“The reality is, when you’re making a big transformation, like the cloud is, the longer you take to make it, the harder it is to execute, because you get you deeper and deeper into the hole of whatever you’re building, whatever you need crawl out of,” Jassy said. “This is not about skating to where the puck is, guys. The puck’s been dropped. It’s right in front of you. You’ve got to decide, are you going to play, or are you skate away and not play? For companies, there’s a huge penalty for not playing, because you’re going to have less capable technology than all of your competitors who are leveraging the cloud.”
Jassy then reminded his audience that AWS has put out 1,300 new services and features in 2017, an impressive number to be sure. “That’s on average three and a half new capabilities, new features per day for you to take advantage of, if you want,” he said. “You’re not going to find that if you’re not using the cloud. So for anybody in this room who believes that the next ten years will have less innovation than the last ten years – I don’t think so. And I think the last ten years had a lot of innovation.”
“So this is the time to be building,” Jassy concluded. “There is so much to invent, there is so much to change, there is so much you can do with your customers, that unless you’re a monopoly who doesn’t have competitors, then all of your competitors are going to be using the cloud.”
To see if this cloud-based view of a pending techno-alypse resonated on the street, IT Jungle sought out the views of Scott Azzolina, vice president of marketing for Connectria, a managed service provider (MSP) that provides cloud hosting for a variety of platforms, including IBM i.
In Azzolina’s view, the hype Jassy generated regarding AWS cloud capabilities is a tad overdone. “People just want to run their applications,” he said. “They want them secure and they want them to perform well.”
IBM i has always existed in a world where there are other computer platforms to choose from, and it has won some deals and has lost some deals. In that view, the cloud in general — and AWS’s cloud in particular — are merely additional platforms that IBM i customers may or may not choose to use.
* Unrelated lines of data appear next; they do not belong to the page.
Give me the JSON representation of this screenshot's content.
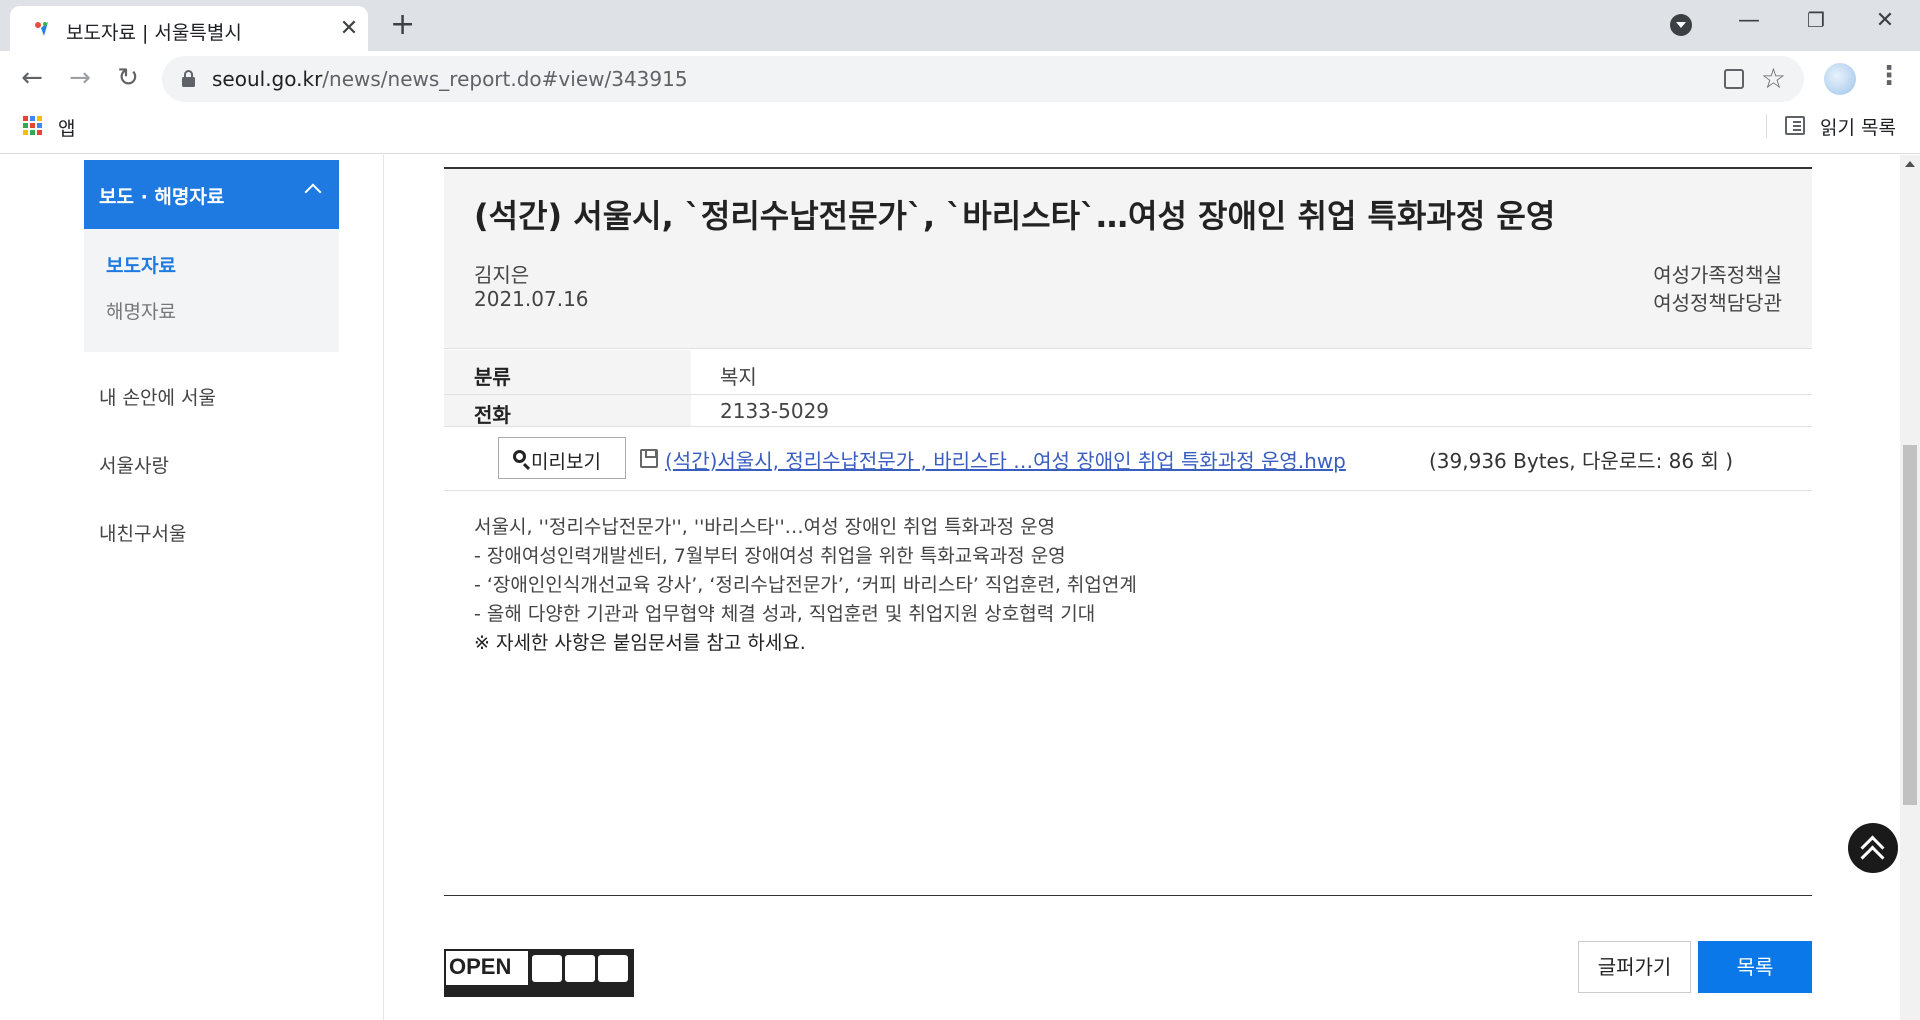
{
  "browser": {
    "tab_title": "보도자료 | 서울특별시",
    "url_host": "seoul.go.kr",
    "url_path": "/news/news_report.do#view/343915",
    "apps_label": "앱",
    "reading_list_label": "읽기 목록"
  },
  "sidebar": {
    "section_title": "보도 · 해명자료",
    "sub_items": [
      {
        "label": "보도자료",
        "active": true
      },
      {
        "label": "해명자료",
        "active": false
      }
    ],
    "items": [
      {
        "label": "내 손안에 서울"
      },
      {
        "label": "서울사랑"
      },
      {
        "label": "내친구서울"
      }
    ]
  },
  "article": {
    "title": "(석간) 서울시, `정리수납전문가`, `바리스타`…여성 장애인 취업 특화과정 운영",
    "author": "김지은",
    "date": "2021.07.16",
    "department": "여성가족정책실",
    "team": "여성정책담당관",
    "meta": [
      {
        "label": "분류",
        "value": "복지"
      },
      {
        "label": "전화",
        "value": "2133-5029"
      }
    ],
    "attachment": {
      "preview_label": "미리보기",
      "filename": "(석간)서울시,  정리수납전문가 ,  바리스타 …여성 장애인 취업 특화과정 운영.hwp",
      "info": "(39,936 Bytes, 다운로드: 86 회 )"
    },
    "body": [
      "서울시, ''정리수납전문가'', ''바리스타''…여성 장애인 취업 특화과정 운영",
      " - 장애여성인력개발센터, 7월부터 장애여성 취업을 위한 특화교육과정 운영",
      " - ‘장애인인식개선교육 강사’, ‘정리수납전문가’, ‘커피 바리스타’ 직업훈련, 취업연계",
      " - 올해 다양한 기관과 업무협약 체결 성과, 직업훈련 및 취업지원 상호협력 기대",
      "※ 자세한 사항은 붙임문서를 참고 하세요."
    ]
  },
  "footer": {
    "open_logo_text": "OPEN",
    "share_label": "글퍼가기",
    "list_label": "목록"
  },
  "colors": {
    "accent": "#1e7ae0",
    "primary_button": "#0a78e8",
    "link": "#3a5ec0"
  },
  "icons": [
    "close-icon",
    "plus-icon",
    "back-icon",
    "forward-icon",
    "reload-icon",
    "lock-icon",
    "qr-icon",
    "star-icon",
    "menu-dots-icon",
    "apps-icon",
    "reading-list-icon",
    "chevron-up-icon",
    "magnifier-icon",
    "file-icon",
    "scroll-top-icon"
  ]
}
“Our customers are not on one single platform, and they will not stay on one single platform,” Azzolina said. “They’re always going to have multiple technologies, multiple platforms. The cloud is really just an evolution of what they’ve had before in their own data centers. Now, they still want to have options and run multiple clouds, different platforms perhaps. Our challenge, and what we address, is how do you manage all that.”
The St Louis, Missouri, company used the AWS re:Invent tradeshow last week to announce TRIA Multi-Cloud, a new multi-cloud management solution that allows customers to manage AWS, Microsoft Azure, and on-premise VMware environments from a single dashboard. The MSP, which is an AWS partner, plans to add support for IBM i and AIX in 2018, Azzolina said.
As for Jassy’s declaration that customers who don’t move their workloads to the AWS cloud are going to left in the digital dust, Azzolina doesn’t buy it. IBM i shops are already using public clouds, including AWS and Azure, and they’re adopting digital transformation strategies and DevOps to keep pace with the accelerating pace of IT evolution.
But don’t expect wholesale shifts of computing workloads to go from IBM i to AWS any time soon, he said.
You’re not seeing people necessarily want to abandon the platforms and technology that they’ve used for many years based upon eye candy that Amazon puts out there,” Azzolina said. “It’s a pragmatic approach, but I think it’s a realistic approach, and what we see is that that’s still the way of the world, if you will.”
There’s value to what Amazon is doing, he added. “A lot of it is relevant. A lot of it is valid,” he said. “But we also see a diverse range of platforms still holding true for a lot of organizations.”